------ DATA UNDER STUDY

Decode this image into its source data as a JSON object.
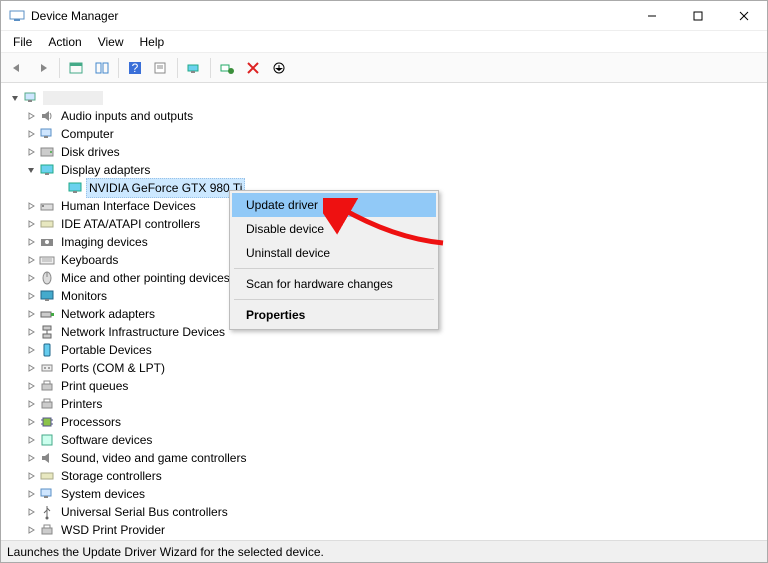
{
  "window": {
    "title": "Device Manager"
  },
  "menu": {
    "file": "File",
    "action": "Action",
    "view": "View",
    "help": "Help"
  },
  "tree": {
    "root": "",
    "display_adapters": "Display adapters",
    "selected_device": "NVIDIA GeForce GTX 980 Ti",
    "items": [
      "Audio inputs and outputs",
      "Computer",
      "Disk drives",
      "Human Interface Devices",
      "IDE ATA/ATAPI controllers",
      "Imaging devices",
      "Keyboards",
      "Mice and other pointing devices",
      "Monitors",
      "Network adapters",
      "Network Infrastructure Devices",
      "Portable Devices",
      "Ports (COM & LPT)",
      "Print queues",
      "Printers",
      "Processors",
      "Software devices",
      "Sound, video and game controllers",
      "Storage controllers",
      "System devices",
      "Universal Serial Bus controllers",
      "WSD Print Provider"
    ]
  },
  "context_menu": {
    "update": "Update driver",
    "disable": "Disable device",
    "uninstall": "Uninstall device",
    "scan": "Scan for hardware changes",
    "properties": "Properties"
  },
  "status": "Launches the Update Driver Wizard for the selected device."
}
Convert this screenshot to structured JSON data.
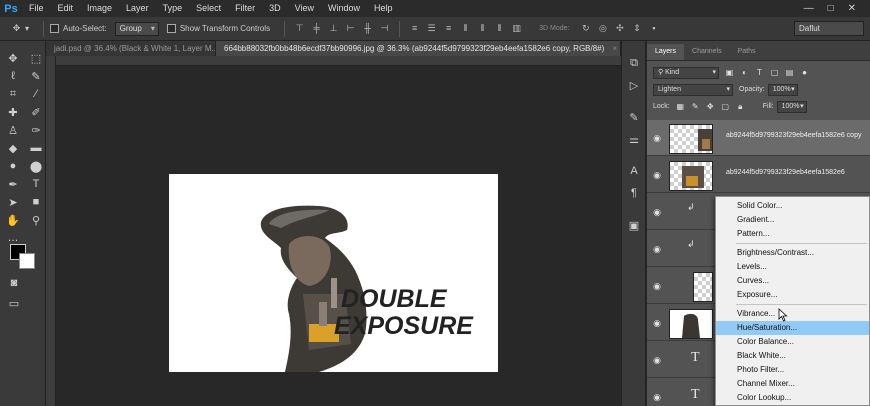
{
  "app": {
    "logo": "Ps",
    "window_controls": [
      "—",
      "□",
      "✕"
    ]
  },
  "menu": [
    "File",
    "Edit",
    "Image",
    "Layer",
    "Type",
    "Select",
    "Filter",
    "3D",
    "View",
    "Window",
    "Help"
  ],
  "options": {
    "auto_select_label": "Auto-Select:",
    "auto_select_value": "Group",
    "transform_label": "Show Transform Controls",
    "mode_3d": "3D Mode:",
    "workspace": "Daflut"
  },
  "tabs": [
    {
      "label": "jadi.psd @ 36.4% (Black & White 1, Layer M...",
      "close": "×"
    },
    {
      "label": "664bb88032fb0bb48b6ecdf37bb90996.jpg @ 36.3% (ab9244f5d9799323f29eb4eefa1582e6 copy, RGB/8#)",
      "close": "×"
    }
  ],
  "panel": {
    "tabs": [
      "Layers",
      "Channels",
      "Paths"
    ],
    "filter_kind": "Kind",
    "blend_mode": "Lighten",
    "opacity_label": "Opacity:",
    "opacity_value": "100%",
    "lock_label": "Lock:",
    "fill_label": "Fill:",
    "fill_value": "100%"
  },
  "layers": [
    {
      "name": "ab9244f5d9799323f29eb4eefa1582e6  copy",
      "selected": true
    },
    {
      "name": "ab9244f5d9799323f29eb4eefa1582e6",
      "selected": false
    }
  ],
  "adjustment_menu": {
    "group1": [
      "Solid Color...",
      "Gradient...",
      "Pattern..."
    ],
    "group2": [
      "Brightness/Contrast...",
      "Levels...",
      "Curves...",
      "Exposure..."
    ],
    "group3": [
      "Vibrance...",
      "Hue/Saturation...",
      "Color Balance...",
      "Black  White...",
      "Photo Filter...",
      "Channel Mixer...",
      "Color Lookup..."
    ],
    "highlighted": "Hue/Saturation..."
  },
  "artwork": {
    "line1": "DOUBLE",
    "line2": "EXPOSURE"
  },
  "colors": {
    "accent": "#31a8ff",
    "highlight": "#91c9f7",
    "panel": "#535353"
  }
}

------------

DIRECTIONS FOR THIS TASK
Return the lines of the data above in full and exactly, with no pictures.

SOLVED PROBLEM
Decode this image into its source data as a JSON object.
{
  "window": {
    "title": "Device Manager"
  },
  "menu": {
    "file": "File",
    "action": "Action",
    "view": "View",
    "help": "Help"
  },
  "tree": {
    "root": "",
    "display_adapters": "Display adapters",
    "selected_device": "NVIDIA GeForce GTX 980 Ti",
    "items": [
      "Audio inputs and outputs",
      "Computer",
      "Disk drives",
      "Human Interface Devices",
      "IDE ATA/ATAPI controllers",
      "Imaging devices",
      "Keyboards",
      "Mice and other pointing devices",
      "Monitors",
      "Network adapters",
      "Network Infrastructure Devices",
      "Portable Devices",
      "Ports (COM & LPT)",
      "Print queues",
      "Printers",
      "Processors",
      "Software devices",
      "Sound, video and game controllers",
      "Storage controllers",
      "System devices",
      "Universal Serial Bus controllers",
      "WSD Print Provider"
    ]
  },
  "context_menu": {
    "update": "Update driver",
    "disable": "Disable device",
    "uninstall": "Uninstall device",
    "scan": "Scan for hardware changes",
    "properties": "Properties"
  },
  "status": "Launches the Update Driver Wizard for the selected device."
}
Convert this screenshot to structured JSON data.
{
  "app": {
    "logo": "Ps",
    "window_controls": [
      "—",
      "□",
      "✕"
    ]
  },
  "menu": [
    "File",
    "Edit",
    "Image",
    "Layer",
    "Type",
    "Select",
    "Filter",
    "3D",
    "View",
    "Window",
    "Help"
  ],
  "options": {
    "auto_select_label": "Auto-Select:",
    "auto_select_value": "Group",
    "transform_label": "Show Transform Controls",
    "mode_3d": "3D Mode:",
    "workspace": "Daflut"
  },
  "tabs": [
    {
      "label": "jadi.psd @ 36.4% (Black & White 1, Layer M...",
      "close": "×"
    },
    {
      "label": "664bb88032fb0bb48b6ecdf37bb90996.jpg @ 36.3% (ab9244f5d9799323f29eb4eefa1582e6 copy, RGB/8#)",
      "close": "×"
    }
  ],
  "panel": {
    "tabs": [
      "Layers",
      "Channels",
      "Paths"
    ],
    "filter_kind": "Kind",
    "blend_mode": "Lighten",
    "opacity_label": "Opacity:",
    "opacity_value": "100%",
    "lock_label": "Lock:",
    "fill_label": "Fill:",
    "fill_value": "100%"
  },
  "layers": [
    {
      "name": "ab9244f5d9799323f29eb4eefa1582e6  copy",
      "selected": true
    },
    {
      "name": "ab9244f5d9799323f29eb4eefa1582e6",
      "selected": false
    }
  ],
  "adjustment_menu": {
    "group1": [
      "Solid Color...",
      "Gradient...",
      "Pattern..."
    ],
    "group2": [
      "Brightness/Contrast...",
      "Levels...",
      "Curves...",
      "Exposure..."
    ],
    "group3": [
      "Vibrance...",
      "Hue/Saturation...",
      "Color Balance...",
      "Black  White...",
      "Photo Filter...",
      "Channel Mixer...",
      "Color Lookup..."
    ],
    "highlighted": "Hue/Saturation..."
  },
  "artwork": {
    "line1": "DOUBLE",
    "line2": "EXPOSURE"
  },
  "colors": {
    "accent": "#31a8ff",
    "highlight": "#91c9f7",
    "panel": "#535353"
  }
}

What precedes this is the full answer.